• _Problem details_: Please reproduce the listing word for word. Pictures stay out.

** Opening Data section block **

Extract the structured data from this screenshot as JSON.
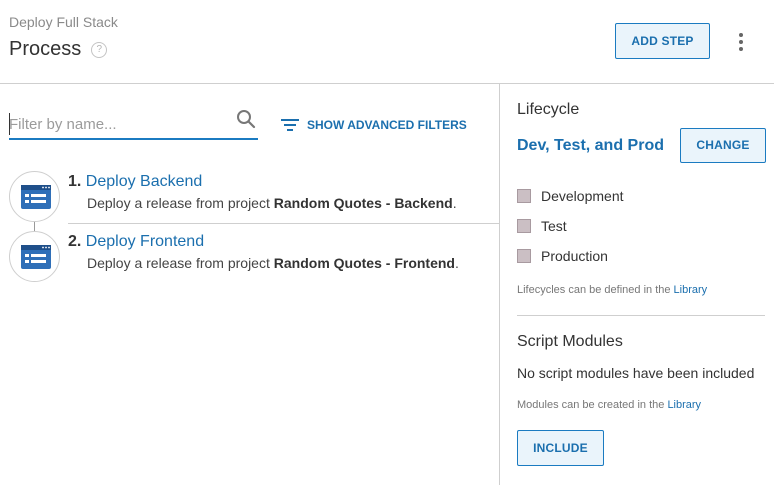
{
  "header": {
    "breadcrumb": "Deploy Full Stack",
    "title": "Process",
    "help_icon": "?",
    "add_step_label": "ADD STEP",
    "more_icon": "more-vertical-icon"
  },
  "filter": {
    "placeholder": "Filter by name...",
    "value": "",
    "advanced_label": "SHOW ADVANCED FILTERS"
  },
  "steps": [
    {
      "number": "1.",
      "name": "Deploy Backend",
      "desc_prefix": "Deploy a release from project ",
      "project": "Random Quotes - Backend",
      "desc_suffix": "."
    },
    {
      "number": "2.",
      "name": "Deploy Frontend",
      "desc_prefix": "Deploy a release from project ",
      "project": "Random Quotes - Frontend",
      "desc_suffix": "."
    }
  ],
  "sidebar": {
    "lifecycle_heading": "Lifecycle",
    "lifecycle_name": "Dev, Test, and Prod",
    "change_label": "CHANGE",
    "phases": [
      "Development",
      "Test",
      "Production"
    ],
    "lifecycle_note": "Lifecycles can be defined in the ",
    "lifecycle_note_link": "Library",
    "script_heading": "Script Modules",
    "no_modules": "No script modules have been included",
    "modules_note": "Modules can be created in the ",
    "modules_note_link": "Library",
    "include_label": "INCLUDE"
  },
  "colors": {
    "accent": "#1b6fae",
    "button_bg": "#eaf4fb",
    "phase_square": "#cbbfc4",
    "step_icon": "#2f6fb8"
  }
}
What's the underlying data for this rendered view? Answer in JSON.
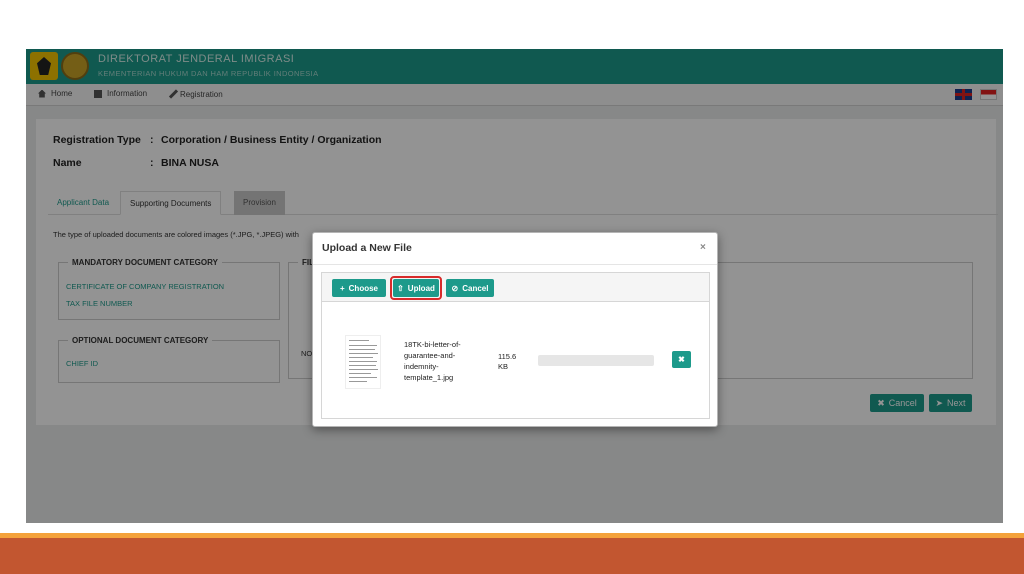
{
  "header": {
    "title": "DIREKTORAT JENDERAL IMIGRASI",
    "subtitle": "KEMENTERIAN HUKUM DAN HAM REPUBLIK INDONESIA"
  },
  "nav": {
    "items": [
      {
        "label": "Home",
        "icon": "home-icon"
      },
      {
        "label": "Information",
        "icon": "book-icon"
      },
      {
        "label": "Registration",
        "icon": "pencil-icon"
      }
    ],
    "languages": [
      "English",
      "Indonesia"
    ]
  },
  "registration": {
    "type_label": "Registration Type",
    "type_sep": ":",
    "type_value": "Corporation / Business Entity / Organization",
    "name_label": "Name",
    "name_sep": ":",
    "name_value": "BINA NUSA"
  },
  "tabs": [
    "Applicant Data",
    "Supporting Documents",
    "Provision"
  ],
  "note": "The type of uploaded documents are colored images (*.JPG, *.JPEG) with",
  "mandatory": {
    "title": "MANDATORY DOCUMENT CATEGORY",
    "items": [
      "CERTIFICATE OF COMPANY REGISTRATION",
      "TAX FILE NUMBER"
    ]
  },
  "optional": {
    "title": "OPTIONAL DOCUMENT CATEGORY",
    "items": [
      "CHIEF ID"
    ]
  },
  "file_panel": {
    "legend": "FIL",
    "no_text": "NO"
  },
  "footer_buttons": {
    "cancel": "Cancel",
    "next": "Next"
  },
  "modal": {
    "title": "Upload a New File",
    "close": "×",
    "buttons": {
      "choose": "Choose",
      "upload": "Upload",
      "cancel": "Cancel"
    },
    "file": {
      "name": "18TK-bi-letter-of-guarantee-and-indemnity-template_1.jpg",
      "size": "115.6 KB",
      "progress_percent": 0
    }
  },
  "colors": {
    "brand": "#1d9a8b",
    "highlight": "#d82b2b",
    "slide_accent": "#c25630"
  }
}
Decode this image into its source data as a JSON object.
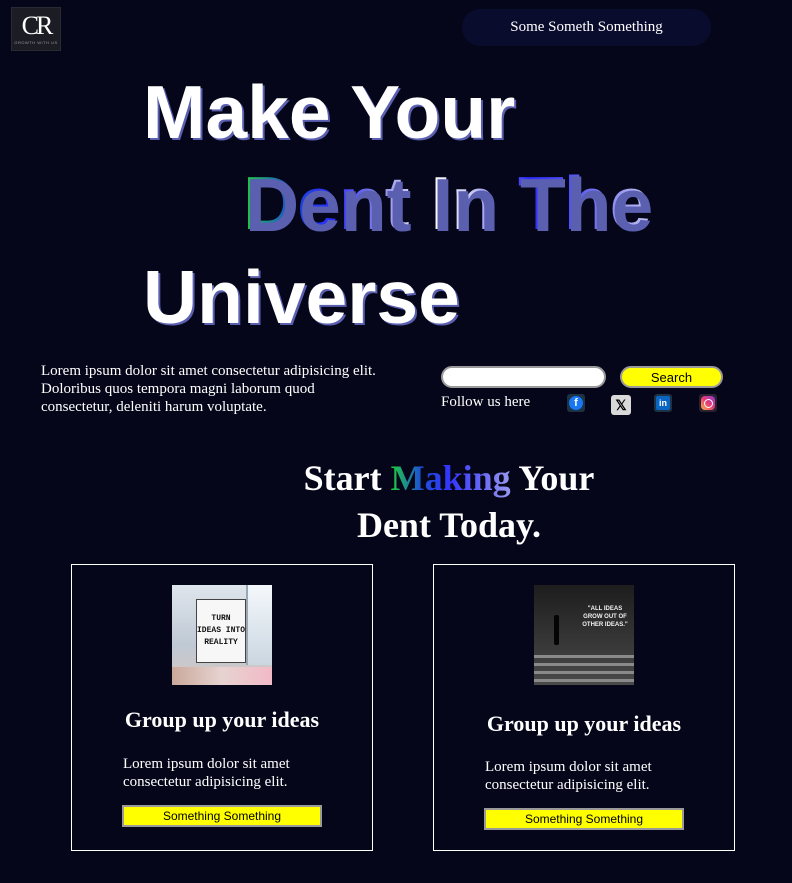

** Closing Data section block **

• _Exercise solution_:
Extract the structured data from this screenshot as JSON.
{
  "header": {
    "breadcrumb": "Deploy Full Stack",
    "title": "Process",
    "help_icon": "?",
    "add_step_label": "ADD STEP",
    "more_icon": "more-vertical-icon"
  },
  "filter": {
    "placeholder": "Filter by name...",
    "value": "",
    "advanced_label": "SHOW ADVANCED FILTERS"
  },
  "steps": [
    {
      "number": "1.",
      "name": "Deploy Backend",
      "desc_prefix": "Deploy a release from project ",
      "project": "Random Quotes - Backend",
      "desc_suffix": "."
    },
    {
      "number": "2.",
      "name": "Deploy Frontend",
      "desc_prefix": "Deploy a release from project ",
      "project": "Random Quotes - Frontend",
      "desc_suffix": "."
    }
  ],
  "sidebar": {
    "lifecycle_heading": "Lifecycle",
    "lifecycle_name": "Dev, Test, and Prod",
    "change_label": "CHANGE",
    "phases": [
      "Development",
      "Test",
      "Production"
    ],
    "lifecycle_note": "Lifecycles can be defined in the ",
    "lifecycle_note_link": "Library",
    "script_heading": "Script Modules",
    "no_modules": "No script modules have been included",
    "modules_note": "Modules can be created in the ",
    "modules_note_link": "Library",
    "include_label": "INCLUDE"
  },
  "colors": {
    "accent": "#1b6fae",
    "button_bg": "#eaf4fb",
    "phase_square": "#cbbfc4",
    "step_icon": "#2f6fb8"
  }
}
What's the underlying data for this rendered view? Answer in JSON.
{
  "header": {
    "title": "DIREKTORAT JENDERAL IMIGRASI",
    "subtitle": "KEMENTERIAN HUKUM DAN HAM REPUBLIK INDONESIA"
  },
  "nav": {
    "items": [
      {
        "label": "Home",
        "icon": "home-icon"
      },
      {
        "label": "Information",
        "icon": "book-icon"
      },
      {
        "label": "Registration",
        "icon": "pencil-icon"
      }
    ],
    "languages": [
      "English",
      "Indonesia"
    ]
  },
  "registration": {
    "type_label": "Registration Type",
    "type_sep": ":",
    "type_value": "Corporation / Business Entity / Organization",
    "name_label": "Name",
    "name_sep": ":",
    "name_value": "BINA NUSA"
  },
  "tabs": [
    "Applicant Data",
    "Supporting Documents",
    "Provision"
  ],
  "note": "The type of uploaded documents are colored images (*.JPG, *.JPEG) with",
  "mandatory": {
    "title": "MANDATORY DOCUMENT CATEGORY",
    "items": [
      "CERTIFICATE OF COMPANY REGISTRATION",
      "TAX FILE NUMBER"
    ]
  },
  "optional": {
    "title": "OPTIONAL DOCUMENT CATEGORY",
    "items": [
      "CHIEF ID"
    ]
  },
  "file_panel": {
    "legend": "FIL",
    "no_text": "NO"
  },
  "footer_buttons": {
    "cancel": "Cancel",
    "next": "Next"
  },
  "modal": {
    "title": "Upload a New File",
    "close": "×",
    "buttons": {
      "choose": "Choose",
      "upload": "Upload",
      "cancel": "Cancel"
    },
    "file": {
      "name": "18TK-bi-letter-of-guarantee-and-indemnity-template_1.jpg",
      "size": "115.6 KB",
      "progress_percent": 0
    }
  },
  "colors": {
    "brand": "#1d9a8b",
    "highlight": "#d82b2b",
    "slide_accent": "#c25630"
  }
}
Decode this image into its source data as a JSON object.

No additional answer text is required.